The Barbara operation has been in care and maintenance since January 2021. The project was acquired by Aeris Resources after the company acquired previous owner Round Oak Minerals in July.
With copper shortages forecast amid the strengthening decarbonisation narrative, Heeks believes smaller copper mines will be critical to plugging the gap.
“The great thing about Mt Isa is that with the copper shortage that we’ve already got, and which will become more evident over the next 18 months or so, if you’re going to supply the amount of copper that’s needed in the short term, it needs to come from the smaller 50–100,000-tonne operations that you can bring online around Mt Isa very quickly,” he said.
Larvotto’s Ohakuri gold project has scale on its side. Heeks has more than 35 years’ experience in the mining industry – much of which has been in the gold and copper sector – but said he has never seen an epithermal system of this size.

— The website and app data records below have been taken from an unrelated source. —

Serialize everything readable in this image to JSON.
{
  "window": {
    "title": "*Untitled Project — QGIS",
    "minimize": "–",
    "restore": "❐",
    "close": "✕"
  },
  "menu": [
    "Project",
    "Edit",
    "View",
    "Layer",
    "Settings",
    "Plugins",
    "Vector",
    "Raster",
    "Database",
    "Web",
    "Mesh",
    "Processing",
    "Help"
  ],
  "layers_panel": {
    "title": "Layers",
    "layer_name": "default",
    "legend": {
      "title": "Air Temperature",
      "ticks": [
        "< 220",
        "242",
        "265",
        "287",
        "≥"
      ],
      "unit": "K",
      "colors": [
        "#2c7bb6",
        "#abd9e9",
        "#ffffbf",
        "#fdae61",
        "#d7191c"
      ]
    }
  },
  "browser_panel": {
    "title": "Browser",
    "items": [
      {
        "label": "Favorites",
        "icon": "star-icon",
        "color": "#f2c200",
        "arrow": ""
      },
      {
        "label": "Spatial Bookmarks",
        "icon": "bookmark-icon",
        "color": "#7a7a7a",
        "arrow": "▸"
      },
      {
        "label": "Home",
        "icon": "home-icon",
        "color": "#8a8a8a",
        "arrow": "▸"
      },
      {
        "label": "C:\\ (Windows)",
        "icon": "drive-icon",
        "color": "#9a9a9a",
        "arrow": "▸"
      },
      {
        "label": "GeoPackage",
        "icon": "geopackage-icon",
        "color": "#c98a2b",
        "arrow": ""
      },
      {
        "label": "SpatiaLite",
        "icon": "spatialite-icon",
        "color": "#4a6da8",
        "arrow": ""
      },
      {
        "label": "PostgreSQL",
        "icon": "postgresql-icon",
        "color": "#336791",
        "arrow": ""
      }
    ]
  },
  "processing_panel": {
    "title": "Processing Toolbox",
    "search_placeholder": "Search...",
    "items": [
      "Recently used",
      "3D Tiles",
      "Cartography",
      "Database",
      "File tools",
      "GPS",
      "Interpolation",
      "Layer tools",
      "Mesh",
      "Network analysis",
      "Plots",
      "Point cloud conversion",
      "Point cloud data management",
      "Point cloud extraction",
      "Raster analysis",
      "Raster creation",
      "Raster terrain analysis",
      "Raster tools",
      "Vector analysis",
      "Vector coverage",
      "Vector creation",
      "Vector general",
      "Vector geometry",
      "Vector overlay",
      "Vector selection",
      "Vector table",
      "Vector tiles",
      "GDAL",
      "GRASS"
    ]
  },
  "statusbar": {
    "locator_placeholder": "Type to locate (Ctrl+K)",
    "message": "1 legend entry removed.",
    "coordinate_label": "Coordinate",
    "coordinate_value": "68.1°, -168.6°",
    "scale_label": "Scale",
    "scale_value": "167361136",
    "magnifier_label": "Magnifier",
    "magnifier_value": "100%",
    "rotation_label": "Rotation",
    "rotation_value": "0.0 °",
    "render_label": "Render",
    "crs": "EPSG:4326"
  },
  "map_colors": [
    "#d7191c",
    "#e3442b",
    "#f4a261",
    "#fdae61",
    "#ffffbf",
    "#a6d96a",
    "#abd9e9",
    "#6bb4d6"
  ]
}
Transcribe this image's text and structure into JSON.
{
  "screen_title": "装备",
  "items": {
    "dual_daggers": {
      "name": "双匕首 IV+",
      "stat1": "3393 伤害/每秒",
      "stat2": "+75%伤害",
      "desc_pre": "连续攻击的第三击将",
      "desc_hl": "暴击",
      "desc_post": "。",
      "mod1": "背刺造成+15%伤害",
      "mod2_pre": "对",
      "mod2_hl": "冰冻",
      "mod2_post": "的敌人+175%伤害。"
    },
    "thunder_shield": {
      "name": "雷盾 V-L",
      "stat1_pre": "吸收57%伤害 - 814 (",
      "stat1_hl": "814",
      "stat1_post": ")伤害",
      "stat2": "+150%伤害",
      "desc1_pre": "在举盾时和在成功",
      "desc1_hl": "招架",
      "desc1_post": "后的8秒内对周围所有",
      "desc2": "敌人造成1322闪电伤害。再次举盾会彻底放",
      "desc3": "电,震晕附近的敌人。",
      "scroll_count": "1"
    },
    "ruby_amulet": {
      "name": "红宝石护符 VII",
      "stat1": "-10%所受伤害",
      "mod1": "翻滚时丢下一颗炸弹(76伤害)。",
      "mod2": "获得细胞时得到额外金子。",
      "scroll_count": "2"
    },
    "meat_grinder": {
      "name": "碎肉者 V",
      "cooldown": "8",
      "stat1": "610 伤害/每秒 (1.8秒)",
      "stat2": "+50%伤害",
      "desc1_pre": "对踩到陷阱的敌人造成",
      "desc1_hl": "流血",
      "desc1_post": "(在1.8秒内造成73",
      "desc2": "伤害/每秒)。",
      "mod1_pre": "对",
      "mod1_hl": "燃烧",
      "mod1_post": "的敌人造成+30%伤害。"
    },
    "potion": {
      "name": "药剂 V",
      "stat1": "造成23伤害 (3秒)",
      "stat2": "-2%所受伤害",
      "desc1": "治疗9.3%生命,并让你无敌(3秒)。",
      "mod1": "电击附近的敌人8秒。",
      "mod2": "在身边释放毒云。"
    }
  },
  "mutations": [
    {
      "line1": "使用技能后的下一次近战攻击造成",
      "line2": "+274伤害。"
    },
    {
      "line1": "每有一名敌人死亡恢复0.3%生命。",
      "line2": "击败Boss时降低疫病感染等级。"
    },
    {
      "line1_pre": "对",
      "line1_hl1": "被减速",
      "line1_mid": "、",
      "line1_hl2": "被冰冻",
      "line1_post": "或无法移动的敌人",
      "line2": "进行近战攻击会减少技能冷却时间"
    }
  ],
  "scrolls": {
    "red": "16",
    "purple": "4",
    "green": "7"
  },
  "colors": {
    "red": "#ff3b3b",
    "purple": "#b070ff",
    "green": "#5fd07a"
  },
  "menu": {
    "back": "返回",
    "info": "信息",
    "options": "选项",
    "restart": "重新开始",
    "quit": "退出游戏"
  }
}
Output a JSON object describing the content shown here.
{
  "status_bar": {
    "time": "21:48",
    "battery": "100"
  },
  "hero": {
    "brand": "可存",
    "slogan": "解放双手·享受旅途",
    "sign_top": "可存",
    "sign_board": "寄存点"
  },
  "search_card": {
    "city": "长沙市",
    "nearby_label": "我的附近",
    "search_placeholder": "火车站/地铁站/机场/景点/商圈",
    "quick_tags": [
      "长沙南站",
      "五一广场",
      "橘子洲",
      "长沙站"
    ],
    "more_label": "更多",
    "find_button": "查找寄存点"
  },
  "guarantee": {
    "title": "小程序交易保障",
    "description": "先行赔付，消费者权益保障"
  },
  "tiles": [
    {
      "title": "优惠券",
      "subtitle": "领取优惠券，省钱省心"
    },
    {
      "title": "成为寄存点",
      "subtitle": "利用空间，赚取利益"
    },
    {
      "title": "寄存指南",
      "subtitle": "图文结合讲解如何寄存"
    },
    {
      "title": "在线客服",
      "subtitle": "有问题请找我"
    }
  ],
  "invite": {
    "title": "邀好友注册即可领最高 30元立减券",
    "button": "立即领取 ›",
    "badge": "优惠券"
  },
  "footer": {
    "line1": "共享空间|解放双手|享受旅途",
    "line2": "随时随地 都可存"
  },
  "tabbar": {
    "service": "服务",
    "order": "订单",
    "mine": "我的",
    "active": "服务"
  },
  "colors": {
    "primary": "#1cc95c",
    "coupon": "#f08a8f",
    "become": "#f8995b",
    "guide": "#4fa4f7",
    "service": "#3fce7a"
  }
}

There’s been 10,000m of drilling completed by previous holders of the tenure, but much of this has targeted the wrong area.
“There’s a spectacular amount of gold in the system, with very wide lower grade mineralisation over a wide area, but nobody’s been able to identify the feeder zones,” Heeks said.
“There was some geochemical prospecting completed at Ohakuri, which had to be done in creeks because most of the tenement is covered by a 5m layer of very recent ash – only a few hundred years old – from a nearby volcano.”
Heeks said company after company completed drilling to follow up the creek findings, but it was not until geophysical surveys were undertaken that it was determined previous drilling had been orientated in the wrong direction.
Larvotto completed a detailed geophysical program at Ohakuri in late October, giving the company greater direction before undertaking its next drill campaign.
“We know we’ve got a deep source and the geophysics tell us that, but we need to target these high-resistivity areas which should be quartz-rich and hopefully gold-mineralised,” Heeks said. “The Glass Earth survey, which was across a very wide space, told us the source is there but it’s too broad a target to just throw a rig on, so we are undertaking some detailed infill.”
Having recently identified its next drill targets at Ohakuri, Larvotto hopes to have a drill rig turning at the project before the end of 2022.
With three projects in Tier 1 jurisdictions, Larvotto has the assets to make a splash in the coming years. And the recent cornerstone investment and equity placement have further solidified Larvotto’s bottom line.
You can expect to hear plenty more from this emerging junior in 2023 and beyond.
This feature appeared in the December issue of Australian Resources & Investment.